(The Sports Xchange) - Two weeks ago, Alan Quine was in the minor leagues. Now he is a New York Islanders hero.
Quine scored a game-winning power-play goal with 4:00 left in double overtime as the New York Islanders defeated the Florida Panthers 2-1 on Friday night at the BB&T Center, taking a 3-2 lead in their best-of-seven first-round playoff series.
The power play was set up when Panthers center Derek MacKenzie was called for slashing, and that’s when the 23-year-old Quine came through, putting an end to an exhausting game.
”Everyone wanted to score before the end of the second overtime, but we weren’t worried if it went longer,“ said Quine, who didn’t score his first NHL goal until April 9. ”However long it took, we wanted to make sure we didn’t let up.
“(Our energy) was low, and then it was high (when New York scored). That gave us an extra jolt.”
The close game was indicative of the entire series. Aside from one empty-netter, each of the first five games in this series has been decided by one goal.
Center Frans Nielsen scored New York’s other goal, and Thomas Greiss made 47 saves to earn the win.
Greiss’ biggest stop came with 12:41 left in the first overtime after Islanders defenseman Calvin De Haan grabbed the puck in the crease, which was ruled an infraction. Panthers center Aleksander Barkov was awarded a penalty shot, but his backhand move was stopped by Greiss.
That was just the third penalty shot in NHL playoff history, and De Haan did not agree with the call.
”It was kind of a phantom penalty shot,“ he said. ”I didn’t cover the puck in the crease. I just grabbed it and spun it. You can’t control it like a soccer ball and take it off the chest. It was a reactionary play.
“(Greiss) made a good save (on the penalty shot), and I feel like that was the turning point of the game.”
The game was marred by a gruesome injury.
With 18:11 left in double overtime, the Panthers lost second-line center Nick Bjugstad, who was clipped at the knees by New York’s Shane Prince, falling face first into the boards. Bjugstad remained down on the ice for about five minutes before he was able to recover and head to the trainers’ room.
Panthers coach Gerard Gallant said Bjugstad needed some stitches to close a cut on his head.
“Hopefully he’s alright,” Panthers defenseman Brian Campbell said. “That was definitely scary.”
This was the Islanders’ first win in a Game 5 since 1987, snapping a 0-for-11 skid.
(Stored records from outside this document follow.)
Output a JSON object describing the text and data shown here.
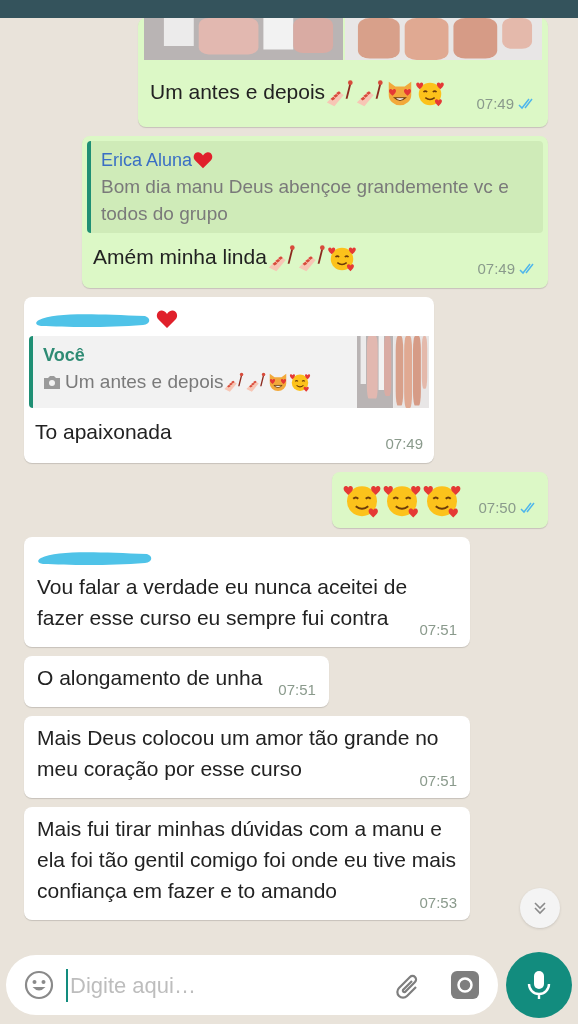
{
  "messages": [
    {
      "outgoing": true,
      "text": "Um antes e depois",
      "emojis": [
        {
          "kind": "nail-polish"
        },
        {
          "kind": "nail-polish"
        },
        {
          "kind": "heart-eyes-cat"
        },
        {
          "kind": "smiling-hearts"
        }
      ],
      "time": "07:49",
      "read": true
    },
    {
      "kind": "reply",
      "outgoing": true,
      "quote": {
        "author": "Erica Aluna",
        "author_emojis": [
          {
            "kind": "red-heart"
          }
        ],
        "text": "Bom dia manu Deus abençoe grandemente vc e todos do grupo"
      },
      "text": "Amém minha linda",
      "emojis": [
        {
          "kind": "nail-polish"
        },
        {
          "kind": "nail-polish"
        },
        {
          "kind": "smiling-hearts"
        }
      ],
      "time": "07:49",
      "read": true
    },
    {
      "kind": "reply",
      "outgoing": false,
      "sender_redacted": true,
      "sender_emojis": [
        {
          "kind": "red-heart"
        }
      ],
      "quote": {
        "author": "Você",
        "photo": true,
        "text": "Um antes e depois",
        "emojis": [
          {
            "kind": "nail-polish"
          },
          {
            "kind": "nail-polish"
          },
          {
            "kind": "heart-eyes-cat"
          },
          {
            "kind": "smiling-hearts"
          }
        ]
      },
      "text": "To apaixonada",
      "time": "07:49"
    },
    {
      "kind": "emoji",
      "outgoing": true,
      "emojis": [
        {
          "kind": "smiling-hearts"
        },
        {
          "kind": "smiling-hearts"
        },
        {
          "kind": "smiling-hearts"
        }
      ],
      "time": "07:50",
      "read": true
    },
    {
      "kind": "text",
      "outgoing": false,
      "sender_redacted": true,
      "text": "Vou falar a verdade eu nunca aceitei de fazer esse curso eu sempre fui contra",
      "time": "07:51"
    },
    {
      "kind": "text",
      "outgoing": false,
      "text": "O alongamento de unha",
      "time": "07:51"
    },
    {
      "kind": "text",
      "outgoing": false,
      "text": "Mais Deus colocou um amor tão grande no meu coração por esse curso",
      "time": "07:51"
    },
    {
      "kind": "text",
      "outgoing": false,
      "text": "Mais fui tirar minhas dúvidas com a manu e ela foi tão gentil comigo foi onde eu tive mais confiança em fazer e to amando",
      "time": "07:53"
    }
  ],
  "composer": {
    "placeholder": "Digite aqui…"
  }
}
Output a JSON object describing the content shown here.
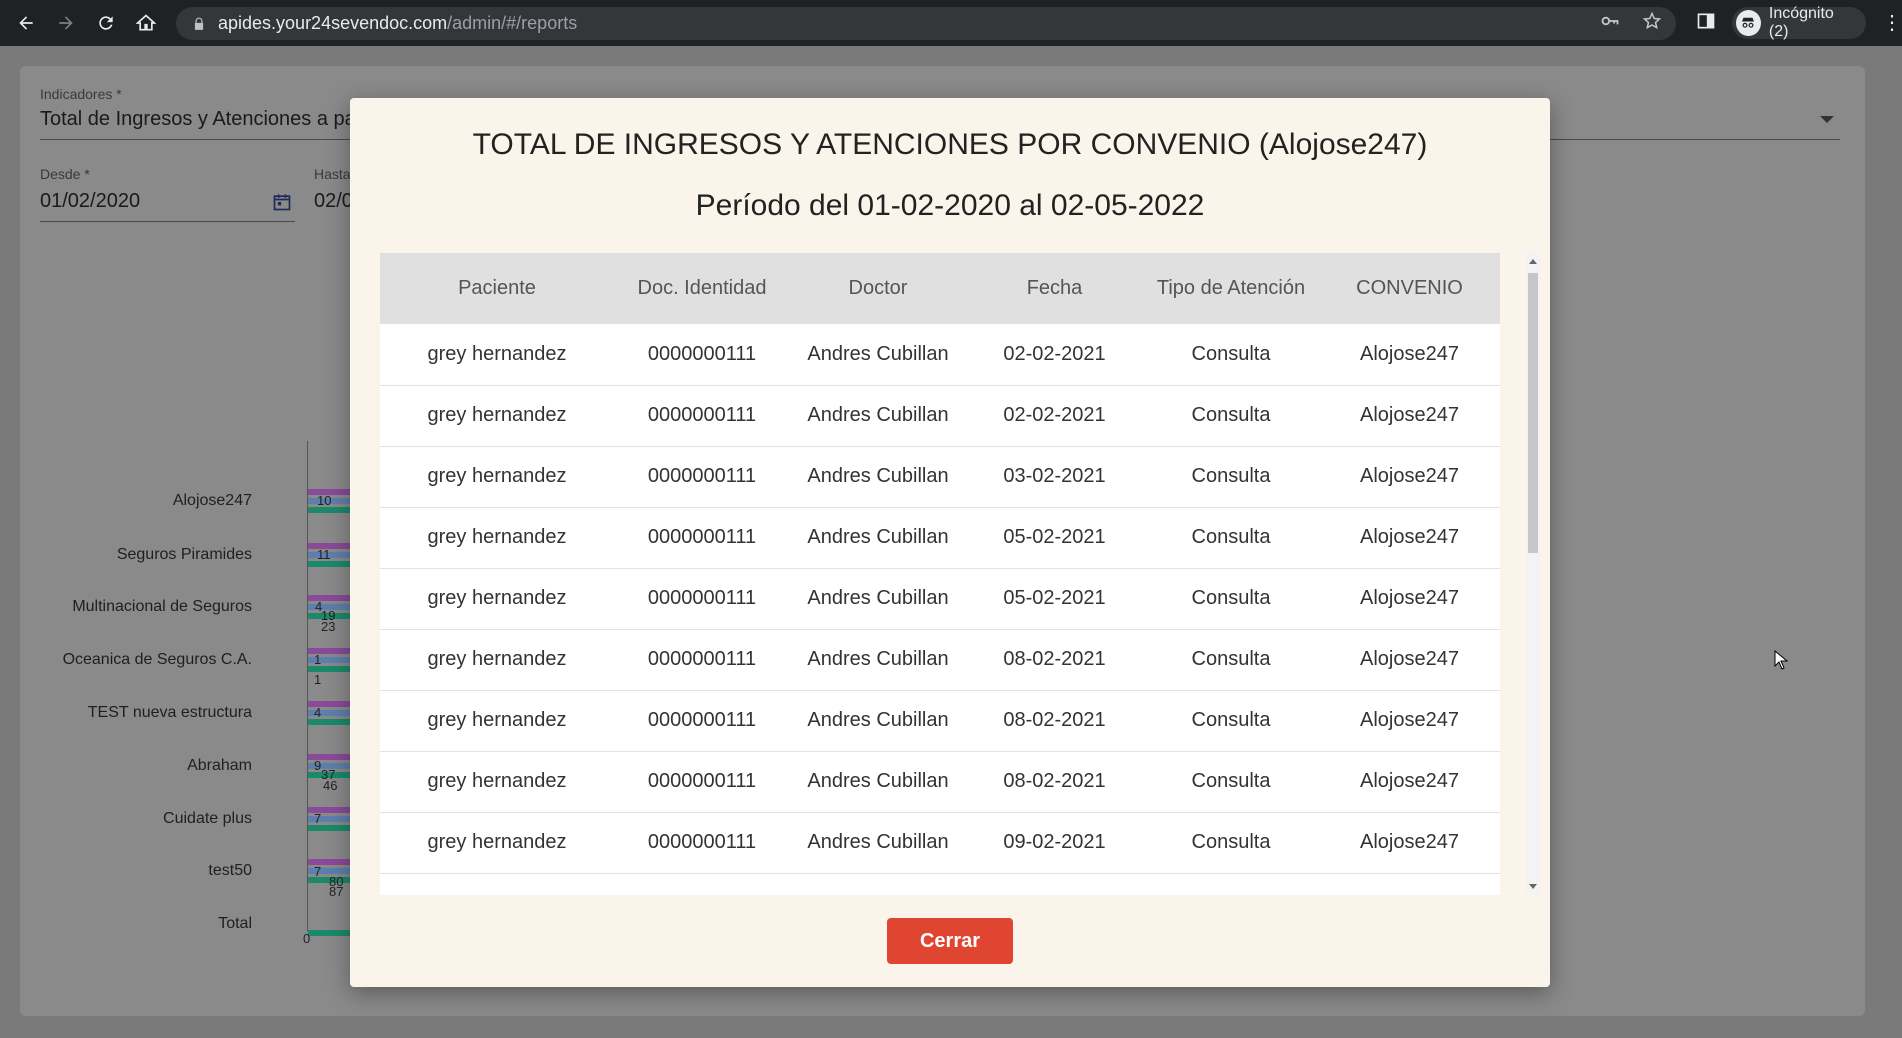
{
  "browser": {
    "url_host": "apides.your24sevendoc.com",
    "url_path": "/admin/#/reports",
    "profile_label": "Incógnito (2)"
  },
  "background": {
    "indicator_label": "Indicadores *",
    "indicator_value": "Total de Ingresos y Atenciones a pa",
    "from_label": "Desde *",
    "from_value": "01/02/2020",
    "to_label": "Hasta",
    "to_value": "02/0",
    "chart_data": {
      "type": "bar",
      "categories": [
        "Alojose247",
        "Seguros Piramides",
        "Multinacional de Seguros",
        "Oceanica de Seguros C.A.",
        "TEST nueva estructura",
        "Abraham",
        "Cuidate plus",
        "test50",
        "Total"
      ],
      "visible_value_labels": [
        "10",
        "11",
        "4",
        "19",
        "23",
        "1",
        "1",
        "4",
        "9",
        "37",
        "46",
        "7",
        "7",
        "80",
        "87"
      ],
      "x_tick_labels": [
        "0"
      ]
    }
  },
  "modal": {
    "title": "TOTAL DE INGRESOS Y ATENCIONES POR CONVENIO (Alojose247)",
    "subtitle": "Período del 01-02-2020 al 02-05-2022",
    "columns": [
      "Paciente",
      "Doc. Identidad",
      "Doctor",
      "Fecha",
      "Tipo de Atención",
      "CONVENIO"
    ],
    "rows": [
      [
        "grey hernandez",
        "0000000111",
        "Andres Cubillan",
        "02-02-2021",
        "Consulta",
        "Alojose247"
      ],
      [
        "grey hernandez",
        "0000000111",
        "Andres Cubillan",
        "02-02-2021",
        "Consulta",
        "Alojose247"
      ],
      [
        "grey hernandez",
        "0000000111",
        "Andres Cubillan",
        "03-02-2021",
        "Consulta",
        "Alojose247"
      ],
      [
        "grey hernandez",
        "0000000111",
        "Andres Cubillan",
        "05-02-2021",
        "Consulta",
        "Alojose247"
      ],
      [
        "grey hernandez",
        "0000000111",
        "Andres Cubillan",
        "05-02-2021",
        "Consulta",
        "Alojose247"
      ],
      [
        "grey hernandez",
        "0000000111",
        "Andres Cubillan",
        "08-02-2021",
        "Consulta",
        "Alojose247"
      ],
      [
        "grey hernandez",
        "0000000111",
        "Andres Cubillan",
        "08-02-2021",
        "Consulta",
        "Alojose247"
      ],
      [
        "grey hernandez",
        "0000000111",
        "Andres Cubillan",
        "08-02-2021",
        "Consulta",
        "Alojose247"
      ],
      [
        "grey hernandez",
        "0000000111",
        "Andres Cubillan",
        "09-02-2021",
        "Consulta",
        "Alojose247"
      ]
    ],
    "close_label": "Cerrar"
  }
}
Game 6 is set for Sunday in New York, where the Islanders can clinch their first series win since 1993.
No team has waited longer to advance in the playoffs than the Islanders, although Florida hasn’t won a series since 1996.
The winner of this series will play the Tampa Bay Lightning in the second round.
The Islanders apparently learned some lessons of late. As of Friday morning, they were in this scenario -- tied 2-2 heading into Game 5 -- twice in the past couple years. In 2013, they lost at the Pittsburgh Penguins. In 2014, they lost 5-1 at the Washington Capitals.
This time, the Islanders came out on top, thanks in part to Quine, Nielsen and Greiss, who had never started a playoff game before this series but now has three wins.
Nielsen has three goals in the playoffs, one in each of New York’s wins.
Florida was led by Barkov, who scored the Panthers’ goal, and goalie Roberto Luongo, who made 40 saves.
The Islanders again shut down Panthers right winger Jaromir Jagr, who hasn’t scored in a playoff game since 2012, a span of 36 games. Jagr, 44, had four shots on goal in 28:42 of ice time.
New York scored first. With 6:29 left in the first period, Nielsen rebounded a Thomas Hickey shot and scored from the slot.
Florida tied the score 1-1 with 18:01 left in the third period. Defenseman Alex Petrovic, who scored the game-winning goal in the third period of Game 4, set up Barkov for the tying goal.
Petrovic threaded a pass from the right side, through traffic and in between Jagr’s legs, right to Barkov, who tapped the puck in on the left side with a yawning net to shoot at.
The Islanders, claiming offside, challenged the goal, but the play stood as called.
That was all the scoring until Quine’s game-winner. And now, with the series headed back to Brooklyn, the Islanders have the edge. In the history of the Stanley Cup playoffs, in series tied 2-2, the team that came out on top in Game 5 advanced 78.4 percent of the time.
Campbell, though, said the Panthers won’t back down.
“We’ll be ready,” he said.
Added Gallant: “It’s a tough loss. We played a great game. The kid over there (Greiss) is playing really well.”
Editing by Peter Rutherford